◆ **Task brief**
Print all of the records. Exclude the images.

____________

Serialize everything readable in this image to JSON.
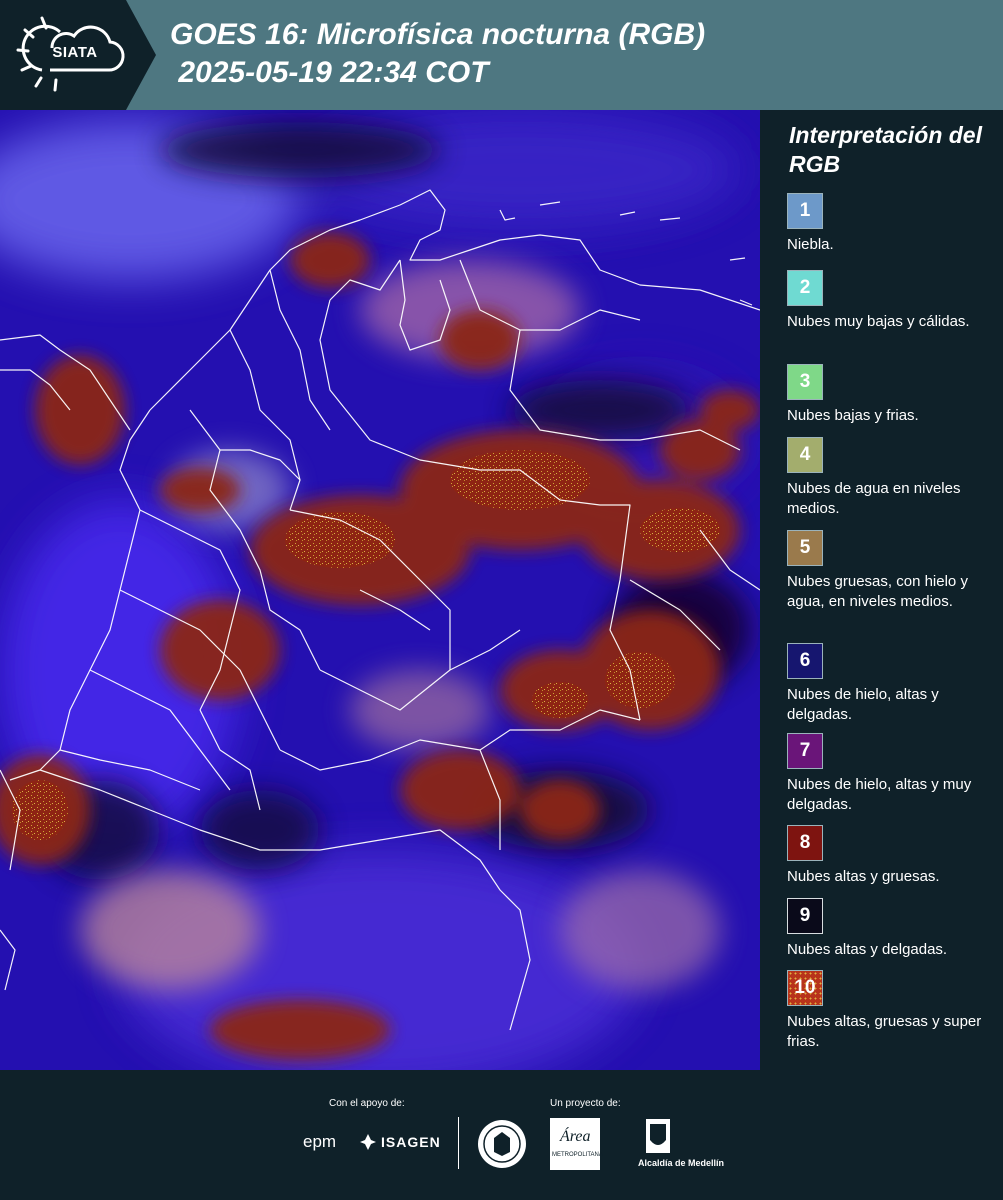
{
  "header": {
    "logo_text": "SIATA",
    "title": "GOES 16: Microfísica nocturna (RGB)\n 2025-05-19 22:34 COT"
  },
  "colors": {
    "header_bg": "#4e7781",
    "panel_bg": "#0f2129",
    "map_ocean": "#1b0f9b",
    "thick_cloud": "#8b2612"
  },
  "legend": {
    "title": "Interpretación del RGB",
    "items": [
      {
        "num": "1",
        "label": "Niebla.",
        "color": "#6d99c9"
      },
      {
        "num": "2",
        "label": "Nubes muy bajas y cálidas.",
        "color": "#6fdad2"
      },
      {
        "num": "3",
        "label": "Nubes bajas y frias.",
        "color": "#7fd888"
      },
      {
        "num": "4",
        "label": "Nubes de agua en niveles medios.",
        "color": "#a3ad6d"
      },
      {
        "num": "5",
        "label": "Nubes gruesas, con hielo y agua, en niveles medios.",
        "color": "#9a7a4c"
      },
      {
        "num": "6",
        "label": "Nubes de hielo, altas y delgadas.",
        "color": "#16166f"
      },
      {
        "num": "7",
        "label": "Nubes de hielo, altas y muy delgadas.",
        "color": "#6a1579"
      },
      {
        "num": "8",
        "label": "Nubes altas y gruesas.",
        "color": "#7e1410"
      },
      {
        "num": "9",
        "label": "Nubes altas y delgadas.",
        "color": "#0a0a1a"
      },
      {
        "num": "10",
        "label": "Nubes altas, gruesas y super frias.",
        "color": "#b8331b"
      }
    ]
  },
  "footer": {
    "support_label": "Con el apoyo de:",
    "project_label": "Un proyecto de:",
    "sponsor_epm": "epm",
    "sponsor_isagen": "ISAGEN",
    "area_label": "Área",
    "metropolitana_label": "METROPOLITANA",
    "alcaldia_label": "Alcaldía de Medellín"
  }
}
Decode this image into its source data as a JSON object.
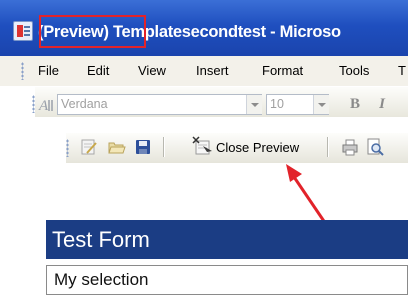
{
  "window": {
    "title_highlight": "(Preview)",
    "title_rest": " Templatesecondtest - Microso"
  },
  "menu": {
    "items": [
      {
        "label": "File"
      },
      {
        "label": "Edit"
      },
      {
        "label": "View"
      },
      {
        "label": "Insert"
      },
      {
        "label": "Format"
      },
      {
        "label": "Tools"
      },
      {
        "label": "T"
      }
    ]
  },
  "format_toolbar": {
    "font_value": "Verdana",
    "size_value": "10",
    "bold_label": "B",
    "italic_label": "I"
  },
  "standard_toolbar": {
    "close_preview_label": "Close Preview"
  },
  "form": {
    "title": "Test Form",
    "selection_text": "My selection"
  },
  "colors": {
    "titlebar": "#2352c4",
    "highlight_border": "#e2232a",
    "form_header": "#1b3d84",
    "arrow": "#e2232a"
  },
  "icons": [
    "app-icon",
    "font-icon",
    "edit-form-icon",
    "open-icon",
    "save-icon",
    "close-preview-icon",
    "print-icon",
    "print-preview-icon"
  ]
}
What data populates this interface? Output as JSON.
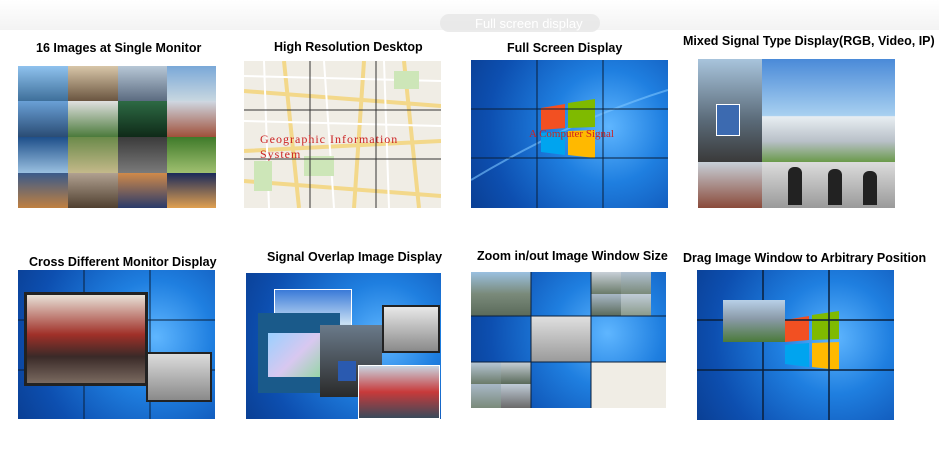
{
  "banner": {
    "ghost_text": "Full screen display"
  },
  "features": [
    {
      "caption": "16 Images at Single Monitor"
    },
    {
      "caption": "High Resolution Desktop",
      "overlay": "Geographic Information System"
    },
    {
      "caption": "Full Screen Display",
      "overlay": "A Computer Signal"
    },
    {
      "caption": "Mixed Signal  Type Display(RGB, Video, IP)"
    },
    {
      "caption": "Cross Different Monitor Display"
    },
    {
      "caption": "Signal Overlap Image Display"
    },
    {
      "caption": "Zoom in/out Image Window Size"
    },
    {
      "caption": "Drag Image Window to Arbitrary Position"
    }
  ],
  "colors": {
    "win_blue": "#1f7fe0",
    "bezel": "#0a1f3a",
    "map_bg": "#f0ede5",
    "overlay_red": "#cc2222"
  }
}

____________

◆ **Reply**
Serialize everything readable in this image to JSON.
{
  "header": {
    "logo_text": "SIATA",
    "title": "GOES 16: Microfísica nocturna (RGB)\n 2025-05-19 22:34 COT"
  },
  "colors": {
    "header_bg": "#4e7781",
    "panel_bg": "#0f2129",
    "map_ocean": "#1b0f9b",
    "thick_cloud": "#8b2612"
  },
  "legend": {
    "title": "Interpretación del RGB",
    "items": [
      {
        "num": "1",
        "label": "Niebla.",
        "color": "#6d99c9"
      },
      {
        "num": "2",
        "label": "Nubes muy bajas y cálidas.",
        "color": "#6fdad2"
      },
      {
        "num": "3",
        "label": "Nubes bajas y frias.",
        "color": "#7fd888"
      },
      {
        "num": "4",
        "label": "Nubes de agua en niveles medios.",
        "color": "#a3ad6d"
      },
      {
        "num": "5",
        "label": "Nubes gruesas, con hielo y agua, en niveles medios.",
        "color": "#9a7a4c"
      },
      {
        "num": "6",
        "label": "Nubes de hielo, altas y delgadas.",
        "color": "#16166f"
      },
      {
        "num": "7",
        "label": "Nubes de hielo, altas y muy delgadas.",
        "color": "#6a1579"
      },
      {
        "num": "8",
        "label": "Nubes altas y gruesas.",
        "color": "#7e1410"
      },
      {
        "num": "9",
        "label": "Nubes altas y delgadas.",
        "color": "#0a0a1a"
      },
      {
        "num": "10",
        "label": "Nubes altas, gruesas y super frias.",
        "color": "#b8331b"
      }
    ]
  },
  "footer": {
    "support_label": "Con el apoyo de:",
    "project_label": "Un proyecto de:",
    "sponsor_epm": "epm",
    "sponsor_isagen": "ISAGEN",
    "area_label": "Área",
    "metropolitana_label": "METROPOLITANA",
    "alcaldia_label": "Alcaldía de Medellín"
  }
}
Decode this image into its source data as a JSON object.
{
  "window": {
    "title_highlight": "(Preview)",
    "title_rest": " Templatesecondtest - Microso"
  },
  "menu": {
    "items": [
      {
        "label": "File"
      },
      {
        "label": "Edit"
      },
      {
        "label": "View"
      },
      {
        "label": "Insert"
      },
      {
        "label": "Format"
      },
      {
        "label": "Tools"
      },
      {
        "label": "T"
      }
    ]
  },
  "format_toolbar": {
    "font_value": "Verdana",
    "size_value": "10",
    "bold_label": "B",
    "italic_label": "I"
  },
  "standard_toolbar": {
    "close_preview_label": "Close Preview"
  },
  "form": {
    "title": "Test Form",
    "selection_text": "My selection"
  },
  "colors": {
    "titlebar": "#2352c4",
    "highlight_border": "#e2232a",
    "form_header": "#1b3d84",
    "arrow": "#e2232a"
  },
  "icons": [
    "app-icon",
    "font-icon",
    "edit-form-icon",
    "open-icon",
    "save-icon",
    "close-preview-icon",
    "print-icon",
    "print-preview-icon"
  ]
}
What data populates this interface? Output as JSON.
{
  "banner": {
    "ghost_text": "Full screen display"
  },
  "features": [
    {
      "caption": "16 Images at Single Monitor"
    },
    {
      "caption": "High Resolution Desktop",
      "overlay": "Geographic Information System"
    },
    {
      "caption": "Full Screen Display",
      "overlay": "A Computer Signal"
    },
    {
      "caption": "Mixed Signal  Type Display(RGB, Video, IP)"
    },
    {
      "caption": "Cross Different Monitor Display"
    },
    {
      "caption": "Signal Overlap Image Display"
    },
    {
      "caption": "Zoom in/out Image Window Size"
    },
    {
      "caption": "Drag Image Window to Arbitrary Position"
    }
  ],
  "colors": {
    "win_blue": "#1f7fe0",
    "bezel": "#0a1f3a",
    "map_bg": "#f0ede5",
    "overlay_red": "#cc2222"
  }
}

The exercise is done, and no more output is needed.